  1. dog adjusts to babyHomecoming Day  The last piece of advice is if Dad has been home with the dog while Mom was away having the baby, Dad should be the one to bring the baby in. Your dog has not seen Mom for a few days and may be excited to see her and jump up on her. Mom needs to greet the dog when she comes in and spend a minute or two with him, but also correct his jumping.

In closing, just remember…. Your dog does not do well with change, so it is up to you to help him adjust to everything prior to it happening. While I have heard at times, “My dog took right to the baby and they have been best friends ever since”  … Why take chances when it is easy enough to ensure a good home-coming with a great outcome.

Photo credit: Wayan VotaCC license

Child Has a Severe Allergic Reaction: Can Your School Help Them?

Last updated on September 2nd, 2019 at 07:54 pm

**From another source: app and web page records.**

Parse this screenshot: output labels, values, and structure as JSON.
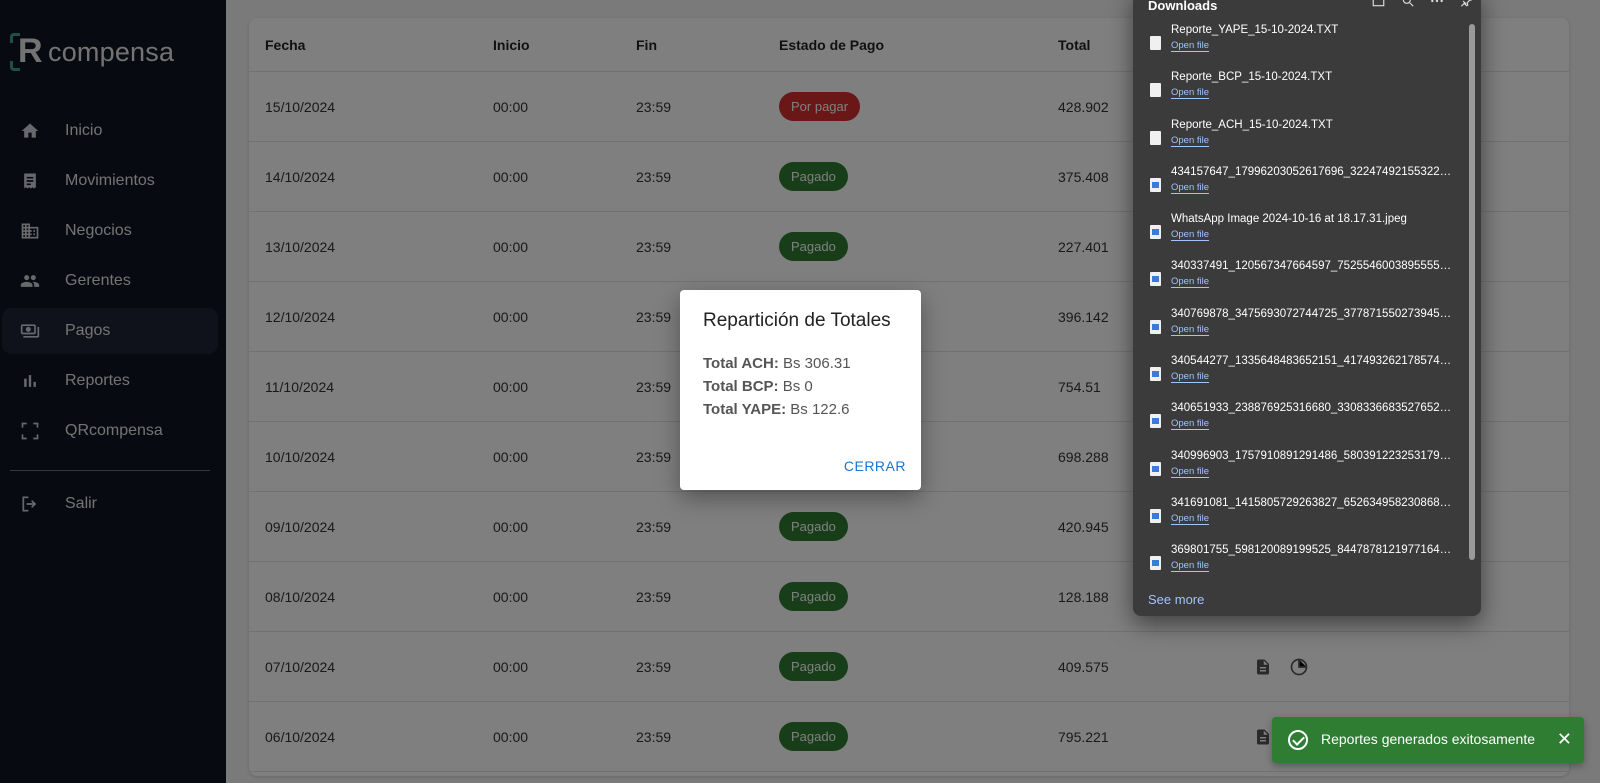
{
  "brand": {
    "logo_text": "compensa",
    "logo_letter": "R"
  },
  "sidebar": {
    "items": [
      {
        "label": "Inicio",
        "icon": "home-icon"
      },
      {
        "label": "Movimientos",
        "icon": "receipt-icon"
      },
      {
        "label": "Negocios",
        "icon": "building-icon"
      },
      {
        "label": "Gerentes",
        "icon": "people-icon"
      },
      {
        "label": "Pagos",
        "icon": "payments-icon",
        "active": true
      },
      {
        "label": "Reportes",
        "icon": "bar-chart-icon"
      },
      {
        "label": "QRcompensa",
        "icon": "qr-scan-icon"
      }
    ],
    "exit_label": "Salir"
  },
  "table": {
    "headers": {
      "fecha": "Fecha",
      "inicio": "Inicio",
      "fin": "Fin",
      "estado": "Estado de Pago",
      "total": "Total"
    },
    "rows": [
      {
        "fecha": "15/10/2024",
        "inicio": "00:00",
        "fin": "23:59",
        "estado": "Por pagar",
        "status": "pendiente",
        "total": "428.902"
      },
      {
        "fecha": "14/10/2024",
        "inicio": "00:00",
        "fin": "23:59",
        "estado": "Pagado",
        "status": "pagado",
        "total": "375.408"
      },
      {
        "fecha": "13/10/2024",
        "inicio": "00:00",
        "fin": "23:59",
        "estado": "Pagado",
        "status": "pagado",
        "total": "227.401"
      },
      {
        "fecha": "12/10/2024",
        "inicio": "00:00",
        "fin": "23:59",
        "estado": "Pagado",
        "status": "pagado",
        "total": "396.142"
      },
      {
        "fecha": "11/10/2024",
        "inicio": "00:00",
        "fin": "23:59",
        "estado": "Pagado",
        "status": "pagado",
        "total": "754.51"
      },
      {
        "fecha": "10/10/2024",
        "inicio": "00:00",
        "fin": "23:59",
        "estado": "Pagado",
        "status": "pagado",
        "total": "698.288"
      },
      {
        "fecha": "09/10/2024",
        "inicio": "00:00",
        "fin": "23:59",
        "estado": "Pagado",
        "status": "pagado",
        "total": "420.945"
      },
      {
        "fecha": "08/10/2024",
        "inicio": "00:00",
        "fin": "23:59",
        "estado": "Pagado",
        "status": "pagado",
        "total": "128.188"
      },
      {
        "fecha": "07/10/2024",
        "inicio": "00:00",
        "fin": "23:59",
        "estado": "Pagado",
        "status": "pagado",
        "total": "409.575"
      },
      {
        "fecha": "06/10/2024",
        "inicio": "00:00",
        "fin": "23:59",
        "estado": "Pagado",
        "status": "pagado",
        "total": "795.221"
      }
    ]
  },
  "dialog": {
    "title": "Repartición de Totales",
    "lines": [
      {
        "label": "Total ACH:",
        "value": "Bs 306.31"
      },
      {
        "label": "Total BCP:",
        "value": "Bs 0"
      },
      {
        "label": "Total YAPE:",
        "value": "Bs 122.6"
      }
    ],
    "button": "CERRAR"
  },
  "downloads": {
    "title": "Downloads",
    "open_file_label": "Open file",
    "see_more": "See more",
    "items": [
      {
        "name": "Reporte_YAPE_15-10-2024.TXT",
        "type": "text"
      },
      {
        "name": "Reporte_BCP_15-10-2024.TXT",
        "type": "text"
      },
      {
        "name": "Reporte_ACH_15-10-2024.TXT",
        "type": "text"
      },
      {
        "name": "434157647_1799620305261769​6_3224749215532295...",
        "type": "image"
      },
      {
        "name": "WhatsApp Image 2024-10-16 at 18.17.31.jpeg",
        "type": "image"
      },
      {
        "name": "340337491_120567347664597_752554600389555581_...",
        "type": "image"
      },
      {
        "name": "340769878_3475693072744725_37787155027394571...",
        "type": "image"
      },
      {
        "name": "340544277_1335648483652151_41749326217857447...",
        "type": "image"
      },
      {
        "name": "340651933_238876925316680_330833668352765249...",
        "type": "image"
      },
      {
        "name": "340996903_1757910891291486_58039122325317965...",
        "type": "image"
      },
      {
        "name": "341691081_1415805729263827_65263495823086824...",
        "type": "image"
      },
      {
        "name": "369801755_598120089199525_844787812197716478...",
        "type": "image"
      }
    ]
  },
  "toast": {
    "text": "Reportes generados exitosamente"
  }
}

The sad story of a seven year-old girl who was unwittingly given a peanut by a classmate in Virginia and later died from an allergic reaction has brought attention to the issues surrounding food allergies and medical treatment at schools. The school legally couldn’t give any medication that wasn’t supplied by the parent.

What are the regulations at your child’s school around food allergies? Do they have an EpiPen on hand, and can they use it without written permission?

How does your child’s school handle birthdays? Bake sales?

My children know the strict “no sharing food” policy at school. I drill it into them.

But is there any real way to know that every child is following that rule?  How do you deal with this??


Editor’s Note:

Even though the story of the 7 year old mentioned above happened a number of year’s ago, parents please note – the questions asked are just as relevant today…  the laws governing the use of medication by schools are NOT consistent nation-wide. Please take the time and find out what your school’s policies are even if – especially if your child doesn’t have any “known” food allergies.  It could just save their life.

To Our Wonderful Readers…An Important Update

Last updated on September 2nd, 2019 at 07:54 pm

We wanted to update you about some changes happening this year at Pediatric Safety…

As many of you are probably aware, we have spent the last 9+ years publishing content that has allowed us to make a difference in the lives of families across the globe.  We’ve done our best to be there for you when you needed us.

In the coming months we intend to implement a new “look” for Pediatric Safety and focus a bit more on areas where we believe we can provide a greater impact.  This is a fairly intensive effort, and truthfully, we don’t have the resources to do everything and do it well.  Which means we need to cut back on our publishing of new content and publish less frequently.

We are telling you this because as someone we value, we didn’t want you to be surprised when we show up a little less often in your mailbox or in your social media.

We’re not closing-up shop!

We’re just doing what we need to, to make sure we continue to provide you with the best possible content and experience that we can, now and for the foreseeable future. We hope you’ll continue to take this journey with us…and please…suggestions are welcome!

We wish you and your families a Happy and Healthy 2019!

~ Stefanie, Clara, Jim and Audra ~